I am not suggesting that my way is the way to do better. I’m only saying that we need to ask ourselves why we are so reactive when we are called out. And I’m trying to bring it down to me, instead of generalizing about all white people. By doing this, I’m trying to steer the solutions into a more personal and individual journey rather than the labels, name calling and generalizations that pass for dialogue these days.
It’s not about woke or cancel or tribal identities. It’s about being an introspective human being who values other human beings. It’s about finding a route to address systemic discrimination through small acts of personal responsibility and openness. It’s about not being shamed, demeaned or backed into a corner and not doing that to others. Bottom line, it’s about being honest with yourself. Never an easy task.
Maybe there is another path
I still don’t know how we find a more respectful, civil way to talk about diversity. But I have a hunch. Any difficult topic that is raised in a group or in public will usually lead to extreme discomfort and defensiveness. I know this is true for me. I feel knots in my stomach, my pulse races and my whole being prepares for a fight. I will not be taken down in front of others. Turning into an asshole becomes inevitable as my reptilian brain overrides my rational one. As much as I don’t like myself at these moments, I know that this is a very universal and human response.
So, my fellow white people, I’m thinking that we can make more progress when we have these conversations one-on-one. Groups, including diversity training sessions, are just too charged. Even if white people can feel empathy and compassion for the experiences of people of color, we don’t know what to do with the burden of historical responsibility. We may have a better shot at being personally responsible in the present tense in the context of ongoing relationships. That might be your sister-in-law, your colleague at work or your neighbor.

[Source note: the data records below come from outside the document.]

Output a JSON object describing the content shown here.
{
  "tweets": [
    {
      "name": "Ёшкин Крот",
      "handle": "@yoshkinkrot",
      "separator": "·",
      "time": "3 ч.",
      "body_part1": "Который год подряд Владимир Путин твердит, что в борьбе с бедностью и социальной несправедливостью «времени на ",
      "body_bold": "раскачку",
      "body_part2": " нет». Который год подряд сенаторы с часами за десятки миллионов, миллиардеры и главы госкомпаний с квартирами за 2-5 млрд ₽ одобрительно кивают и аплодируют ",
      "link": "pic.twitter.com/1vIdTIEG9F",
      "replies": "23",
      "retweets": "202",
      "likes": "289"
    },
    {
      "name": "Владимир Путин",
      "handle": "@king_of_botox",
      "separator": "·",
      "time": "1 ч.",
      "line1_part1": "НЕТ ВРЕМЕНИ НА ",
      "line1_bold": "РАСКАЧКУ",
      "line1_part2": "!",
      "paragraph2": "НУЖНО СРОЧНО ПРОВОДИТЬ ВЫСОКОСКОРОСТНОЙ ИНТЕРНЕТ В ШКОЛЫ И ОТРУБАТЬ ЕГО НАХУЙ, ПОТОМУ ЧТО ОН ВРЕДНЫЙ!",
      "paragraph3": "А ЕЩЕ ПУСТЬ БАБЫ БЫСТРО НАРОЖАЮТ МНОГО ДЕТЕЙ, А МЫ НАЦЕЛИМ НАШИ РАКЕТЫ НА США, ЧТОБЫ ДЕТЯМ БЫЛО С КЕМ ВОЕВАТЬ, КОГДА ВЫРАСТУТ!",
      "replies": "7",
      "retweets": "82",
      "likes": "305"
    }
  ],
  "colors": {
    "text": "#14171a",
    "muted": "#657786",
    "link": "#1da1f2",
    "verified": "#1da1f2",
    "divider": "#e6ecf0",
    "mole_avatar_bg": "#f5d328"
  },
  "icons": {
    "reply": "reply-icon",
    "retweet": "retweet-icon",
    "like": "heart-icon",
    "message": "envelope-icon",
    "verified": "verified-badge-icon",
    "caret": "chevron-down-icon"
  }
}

Discrimination, diversity, advantage and differences are huge systemic problems. As one white person, I don’t know how to solve those. But I do know how to interact with people in respectful ways and take responsibility for those moments when I mess up. Maybe that’s the best I can do. Maybe that’s the best thing to do.
I long for a time when we can revel in the richness of our differences and join in our shared humanity.